Reviewed by Retired Col. Michael D. Doubler
for NATIONAL GUARD MAGAZINE
"I am writing in the field with guns blazing all around me. We are about to take part in the biggest thing of the war ... The all American cry is: `Over the top!' ... We are going in to sacrifice it all if necessary."
So wrote Lt. Kenneth Gow of the New York National Guard's 107th Infantry on the eve of one of the most grueling American assaults in World War I. Gow's letter is just one of many accounts from a remarkable new book about National Guardsmen in battle.
Duty, Honor, Privilege follows the 107th Infantry throughout World War I. (Before the war, the 107th existed as the renowned Seventh New York Regiment.) In the months following America's entry into the war, the 107th conducted post-mobilization training. Its first tactical assignment was to protect water reservoirs in upstate New York from sabotage-a stark reminder that the Guard has always participated in homeland security.
The regiment then deployed to the 27th Division's training camp in South Carolina. In May 1918, it sailed to Europe, was assigned to the British sector north of Paris, and continued to train in the methods of trench warfare. In September 1918, the 107th Infantry was in the vanguard of a major offensive to pierce the Hindenburg Line, a vaunted enemy defensive position. The 107th achieved its objectives, but suffered ghastly losses. In just under 60 days of combat, nearly one-quarter of the outfit perished.
Stephen L. Harris has done an outstanding job of weaving together the story of the 107th Infantry from the individual soldier's perspective. The book relies almost exclusively on letters, diaries and personal accounts to paint a vivid picture of the dedication and sacrifice of Guardsmen soldiers at war.
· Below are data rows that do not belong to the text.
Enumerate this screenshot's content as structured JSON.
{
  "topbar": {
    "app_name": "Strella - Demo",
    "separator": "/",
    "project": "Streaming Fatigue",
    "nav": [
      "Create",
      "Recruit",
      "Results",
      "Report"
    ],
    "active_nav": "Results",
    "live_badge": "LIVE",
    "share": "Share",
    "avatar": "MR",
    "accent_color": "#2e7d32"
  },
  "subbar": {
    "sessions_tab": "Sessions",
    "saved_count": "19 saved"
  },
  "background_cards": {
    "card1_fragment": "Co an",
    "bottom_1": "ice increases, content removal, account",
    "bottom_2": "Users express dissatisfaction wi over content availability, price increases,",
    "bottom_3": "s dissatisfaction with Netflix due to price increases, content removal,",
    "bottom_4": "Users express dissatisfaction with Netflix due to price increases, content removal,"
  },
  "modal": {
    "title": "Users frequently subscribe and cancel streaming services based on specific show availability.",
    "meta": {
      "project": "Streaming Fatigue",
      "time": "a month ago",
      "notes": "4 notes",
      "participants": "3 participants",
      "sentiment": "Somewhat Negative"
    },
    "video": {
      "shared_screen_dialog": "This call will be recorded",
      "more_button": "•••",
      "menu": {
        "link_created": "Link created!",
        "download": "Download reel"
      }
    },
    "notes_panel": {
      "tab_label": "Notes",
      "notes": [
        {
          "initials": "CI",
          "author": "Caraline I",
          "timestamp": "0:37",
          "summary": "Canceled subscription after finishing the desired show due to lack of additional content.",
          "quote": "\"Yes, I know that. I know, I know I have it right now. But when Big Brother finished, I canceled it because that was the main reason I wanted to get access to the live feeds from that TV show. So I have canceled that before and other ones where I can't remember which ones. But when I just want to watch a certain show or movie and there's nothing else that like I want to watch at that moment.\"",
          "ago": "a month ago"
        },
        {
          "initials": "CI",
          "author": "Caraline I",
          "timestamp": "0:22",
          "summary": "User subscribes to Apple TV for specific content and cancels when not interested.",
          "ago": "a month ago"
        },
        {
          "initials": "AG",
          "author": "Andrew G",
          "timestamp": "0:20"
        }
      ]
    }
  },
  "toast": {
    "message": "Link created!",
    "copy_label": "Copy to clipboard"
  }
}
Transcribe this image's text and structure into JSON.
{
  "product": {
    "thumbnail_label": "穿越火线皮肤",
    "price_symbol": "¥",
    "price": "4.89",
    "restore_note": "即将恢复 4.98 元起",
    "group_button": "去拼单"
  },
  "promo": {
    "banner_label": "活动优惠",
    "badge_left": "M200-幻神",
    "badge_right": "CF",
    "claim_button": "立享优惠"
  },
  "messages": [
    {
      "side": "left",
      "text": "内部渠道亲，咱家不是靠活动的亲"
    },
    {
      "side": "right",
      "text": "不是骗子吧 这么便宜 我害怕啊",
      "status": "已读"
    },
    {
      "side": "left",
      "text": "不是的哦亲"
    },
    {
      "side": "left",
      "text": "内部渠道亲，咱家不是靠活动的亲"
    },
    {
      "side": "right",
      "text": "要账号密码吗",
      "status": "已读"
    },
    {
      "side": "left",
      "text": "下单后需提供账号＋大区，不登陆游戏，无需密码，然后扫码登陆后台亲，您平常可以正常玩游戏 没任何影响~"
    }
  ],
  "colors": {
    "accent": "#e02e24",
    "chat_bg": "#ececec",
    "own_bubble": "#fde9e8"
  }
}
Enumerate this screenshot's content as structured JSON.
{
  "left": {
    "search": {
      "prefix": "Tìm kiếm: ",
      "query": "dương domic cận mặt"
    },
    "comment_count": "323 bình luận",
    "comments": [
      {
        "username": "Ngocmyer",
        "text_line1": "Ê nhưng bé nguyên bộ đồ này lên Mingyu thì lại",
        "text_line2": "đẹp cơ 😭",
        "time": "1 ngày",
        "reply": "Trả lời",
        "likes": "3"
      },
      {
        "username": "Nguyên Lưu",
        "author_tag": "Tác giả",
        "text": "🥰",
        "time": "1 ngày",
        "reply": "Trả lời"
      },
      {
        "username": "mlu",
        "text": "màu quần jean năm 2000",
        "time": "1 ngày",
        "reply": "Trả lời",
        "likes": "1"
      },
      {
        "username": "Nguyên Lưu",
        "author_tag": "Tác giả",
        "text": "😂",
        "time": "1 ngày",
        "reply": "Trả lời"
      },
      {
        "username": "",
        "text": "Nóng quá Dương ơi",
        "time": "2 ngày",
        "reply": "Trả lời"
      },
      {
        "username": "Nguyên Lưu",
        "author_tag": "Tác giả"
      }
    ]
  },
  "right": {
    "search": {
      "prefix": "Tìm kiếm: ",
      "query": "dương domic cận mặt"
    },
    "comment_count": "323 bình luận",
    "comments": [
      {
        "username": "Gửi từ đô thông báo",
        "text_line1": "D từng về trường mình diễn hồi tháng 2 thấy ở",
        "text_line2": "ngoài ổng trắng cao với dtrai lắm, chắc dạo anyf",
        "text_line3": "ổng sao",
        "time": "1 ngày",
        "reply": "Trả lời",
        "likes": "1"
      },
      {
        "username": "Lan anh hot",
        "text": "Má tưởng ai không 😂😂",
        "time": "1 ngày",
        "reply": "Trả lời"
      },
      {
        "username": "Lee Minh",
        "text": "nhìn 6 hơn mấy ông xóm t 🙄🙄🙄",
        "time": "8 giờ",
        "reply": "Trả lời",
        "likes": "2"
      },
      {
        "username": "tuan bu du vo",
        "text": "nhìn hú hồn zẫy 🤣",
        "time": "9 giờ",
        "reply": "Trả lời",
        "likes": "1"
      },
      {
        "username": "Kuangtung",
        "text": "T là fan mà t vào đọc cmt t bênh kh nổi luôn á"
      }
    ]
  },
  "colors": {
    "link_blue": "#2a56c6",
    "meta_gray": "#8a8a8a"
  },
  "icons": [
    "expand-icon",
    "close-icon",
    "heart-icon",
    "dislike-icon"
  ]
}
This excellent book should remind all of us that the Guard is an integral part of America's first line of defense and that properly trained Guardsmen can be formidable in battle.